A native of Vermont, Julian Walbridge Rix spent many years of his life travelling back and forth between San Francisco and the state of his birth. He graduated from the Peacham Academy in 1868 and returned to San Francisco where he worked in the field of decorative arts and sign painting.
He was principally a self-taught artist and was known as something of a bohemian. In the late 1870's, he was one of the artists who founded the colony at Monterey. After a couple of years working in the colony, he moved back to San Francisco.
Again motivated to cross the country, this time by San Francisco's suffering art market, he headed to Patterson, New Jersey. Arriving in 1881, he soon established a studio in New York.
Julian Walbridge Rix came into his own on the East Coast. His work was exhibited at the National Academy of Design and a growing popularity brought him some considerable success.

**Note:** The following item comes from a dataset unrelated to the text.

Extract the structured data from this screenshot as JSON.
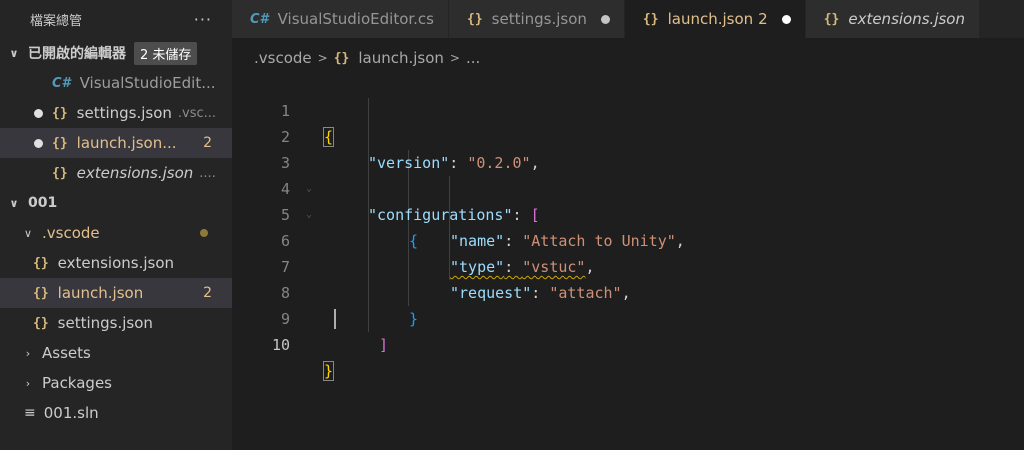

His connections to San Francisco never faded and he returned early in the 20th Century to work on landscapes close to the Monterey art colony he was so instrumental in founding. He lived out the end of his life in New York City, where he is buried.